Some people refer to these bikes as commuter bikes, and I think that’s probably fair. If your primary intent in owning a bike is to get from point A to point B, this is a bike that will do you well. The upright design of the handlebars will provide a comfortable ride, and this type of riding is rarely about pushing yourself.
These bikes have a very romantic appeal to them, and evoke images of cycling through Paris streets on a sunny weekend, with fresh-picked flowers in the handle basket, along with a couple of baguettes. If you primarily intend to use your bike to ride casually around the city, this is a great choice.
However, the things that make this bike romantic also make it impractical for serious exercise. Upright handlebars create a poor rider profile for getting any decent speed up, as you will not at all be streamlined. If you want a bike that looks cute and is comfortable, this is the one for you. If you think that you may want to use this bike for an actual workout, I wouldn’t recommend it.
The Single Gear and the Fixie
The Single Gear bike (not the correct name, but I don’t know what it is) and its counterpart, the Fixie, have started to replace the townie as the latest trend. Both of these bikes have grown out of the minimalist and bike courier movements, and are in abundance in Victoria.
The single gear bike is exactly what it sounds like. A bike with just one gear position available to the rider. Bikes like this will be lighter than most bikes, because the added weight of a the gears and a shifting mechanism are not present. These bikes will typically come with drop handlebars, and two brakes, and that’s it. Pretty minimal right? Although these bikes are certainly very trendy, I don’t personally think they are a good idea. Having gears allows you to make your mechanical work as efficient as possible. I’m a big fan of minimalism, in general, but I think that this approach unnecessarily cuts out a useful function on a bike, and by buying a bike like this, you limit where you can take your bike. Having said that, I suspect that bikes like this would probably cost less, due to the fact that there are less components being purchased.
Think that sounded minimal? Well, the fixie goes one step further, fixing the pedals to the rotation of your tire, meaning that one full circle of your pedals correlates directly to one full rotation of your tire. For this reason, fixies do not allow the rider to coast or back-pedal, and are not as mechanically efficient (meaning you require more energy input to achieve the same amount of work) as bikes with a system of gears. Some claims have been made that this encourages better biking as the rider is forced to pedal through corners and adjust their speed appropriately. I personally think this is a needless contrivance, but if people enjoy riding them, that’s cool.

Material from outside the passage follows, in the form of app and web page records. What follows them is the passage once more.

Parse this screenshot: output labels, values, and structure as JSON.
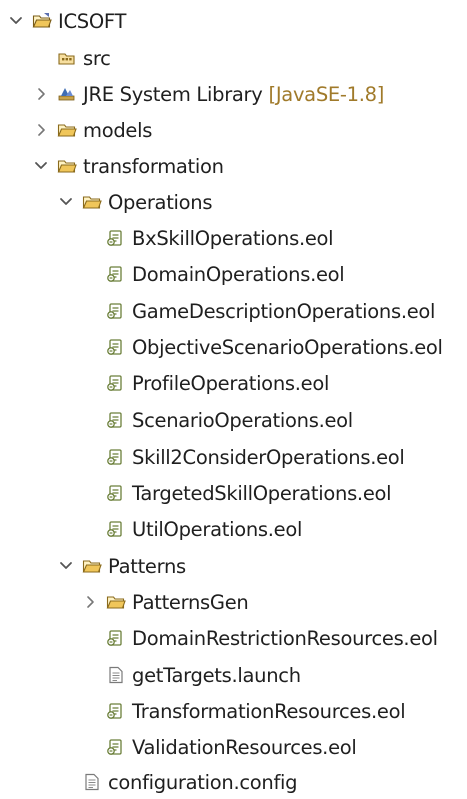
{
  "tree": {
    "project": {
      "label": "ICSOFT",
      "icon": "project-folder-icon"
    },
    "src": {
      "label": "src",
      "icon": "package-folder-icon"
    },
    "jre": {
      "label": "JRE System Library",
      "decoration": "[JavaSE-1.8]",
      "icon": "library-icon"
    },
    "models": {
      "label": "models",
      "icon": "folder-icon"
    },
    "transformation": {
      "label": "transformation",
      "icon": "folder-icon"
    },
    "operations": {
      "label": "Operations",
      "icon": "folder-icon",
      "files": [
        "BxSkillOperations.eol",
        "DomainOperations.eol",
        "GameDescriptionOperations.eol",
        "ObjectiveScenarioOperations.eol",
        "ProfileOperations.eol",
        "ScenarioOperations.eol",
        "Skill2ConsiderOperations.eol",
        "TargetedSkillOperations.eol",
        "UtilOperations.eol"
      ]
    },
    "patterns": {
      "label": "Patterns",
      "icon": "folder-icon",
      "patterns_gen": "PatternsGen",
      "files": [
        "DomainRestrictionResources.eol",
        "getTargets.launch",
        "TransformationResources.eol",
        "ValidationResources.eol"
      ]
    },
    "configuration": {
      "label": "configuration.config",
      "icon": "text-file-icon"
    }
  },
  "colors": {
    "folder": "#e8b84a",
    "eol_icon": "#6b7f3a",
    "library": "#3f6db3",
    "decoration": "#a07a2a",
    "arrow": "#555555"
  }
}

Depending on how far you want to take it, fixies can be found with two brakes (one for each tire), only one brake (I’m not sure which tire you would put this on – presumably the back?), or no brakes at all (in which case you are completely reliant on using your legs to slow down the rotation of the tires). As of late, it has been popular to replace the drop handle bars with a completely straight handlebar. This is about as minimal as you can get: Two tires, a frame, a piece of metal for a handlebar, and pedals.
Although minimalism and trendiness certainly have their appeal, it’s still possible that the single gear bike may serve you well. However, I don’t personally see the value in a fixie, other than for aesthetic appeal. If that’s your game, then go for it. If not, treat the purchase of your bike as an investment, and go for something that will serve you in the short- and the long-term.

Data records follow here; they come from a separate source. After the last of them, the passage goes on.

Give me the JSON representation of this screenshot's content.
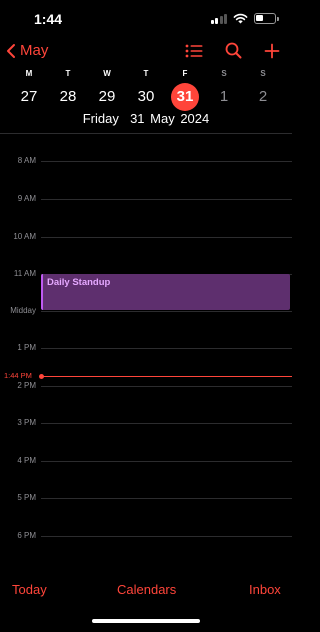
{
  "status_bar": {
    "time": "1:44",
    "icons": [
      "cellular-signal-icon",
      "wifi-icon",
      "battery-icon"
    ]
  },
  "nav": {
    "back_label": "May",
    "actions": [
      "list-icon",
      "search-icon",
      "add-icon"
    ]
  },
  "week": {
    "letters": [
      "M",
      "T",
      "W",
      "T",
      "F",
      "S",
      "S"
    ],
    "days": [
      "27",
      "28",
      "29",
      "30",
      "31",
      "1",
      "2"
    ],
    "selected_index": 4,
    "full_date": "Friday  31 May 2024"
  },
  "timeline": {
    "hours": [
      "8 AM",
      "9 AM",
      "10 AM",
      "11 AM",
      "Midday",
      "1 PM",
      "2 PM",
      "3 PM",
      "4 PM",
      "5 PM",
      "6 PM"
    ],
    "current_time": "1:44 PM",
    "events": [
      {
        "title": "Daily Standup"
      }
    ]
  },
  "tab_bar": {
    "today": "Today",
    "calendars": "Calendars",
    "inbox": "Inbox"
  },
  "colors": {
    "accent": "#ff453a",
    "event_fill": "#5e2f6e",
    "event_accent": "#bf5af2",
    "event_text": "#e5a8ff",
    "background": "#000000",
    "secondary_text": "#8e8e93"
  }
}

Get a bike!
That about covers as much about bikes as I’m comfortable discussing with my own knowledge. If you consider your options and choose wisely, a good bike is an investment that will serve you well for a very long time, and, provided you are the type of individual that will use one if you have one, will directly correlate to you leading a healthier, happier life.